_Task statement_
Across these entries, report how many lines include the string "come", with nothing but the number.

_Extracted entries_
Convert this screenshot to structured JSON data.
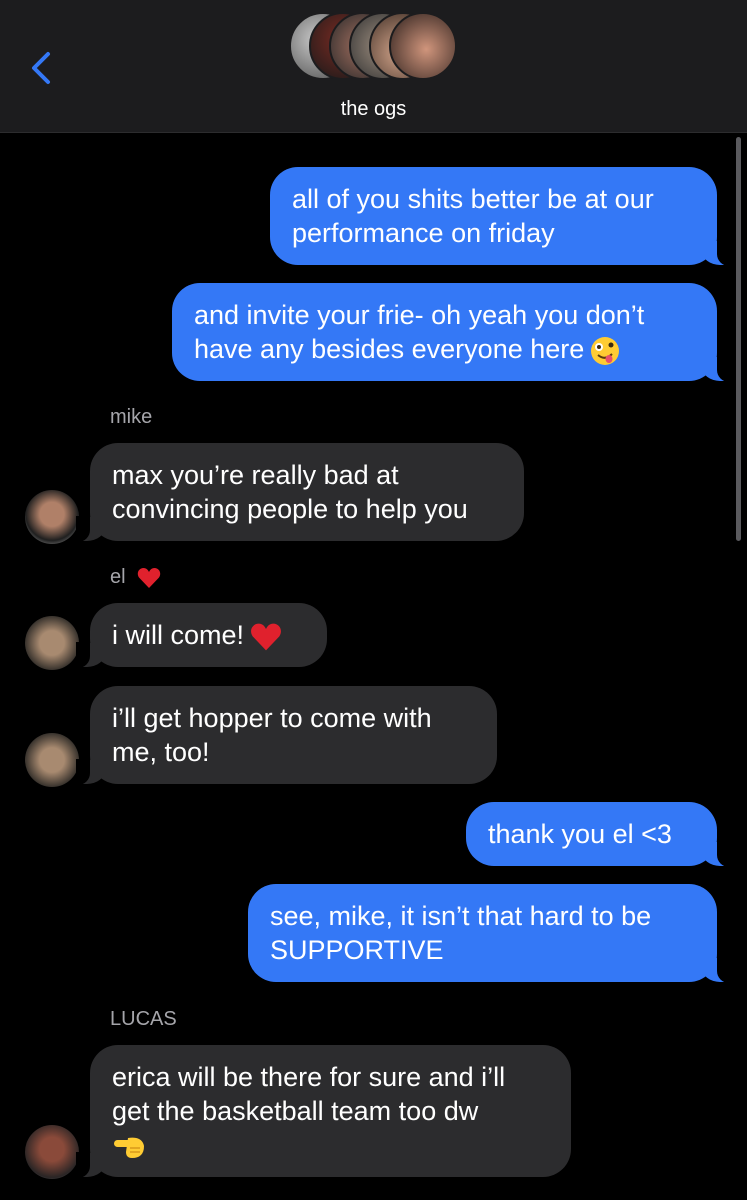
{
  "header": {
    "back_icon": "chevron-left-icon",
    "group_name": "the ogs",
    "accent_color": "#3478f6"
  },
  "messages": [
    {
      "direction": "outgoing",
      "text": "all of you shits better be at our performance on friday"
    },
    {
      "direction": "outgoing",
      "text": "and invite your frie- oh yeah you don’t have any besides everyone here",
      "emoji": "zany-face-icon"
    },
    {
      "direction": "incoming",
      "sender": "mike",
      "text": "max you’re really bad at convincing people to help you"
    },
    {
      "direction": "incoming",
      "sender": "el",
      "sender_emoji": "red-heart-icon",
      "text": "i will come!",
      "emoji": "red-heart-icon"
    },
    {
      "direction": "incoming",
      "sender": "el",
      "text": "i’ll get hopper to come with me, too!"
    },
    {
      "direction": "outgoing",
      "text": "thank you el <3"
    },
    {
      "direction": "outgoing",
      "text": "see, mike, it isn’t that hard to be SUPPORTIVE"
    },
    {
      "direction": "incoming",
      "sender": "LUCAS",
      "text": "erica will be there for sure and i’ll get the basketball team too dw",
      "emoji": "backhand-index-pointing-left-icon"
    }
  ]
}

_Written solution_
2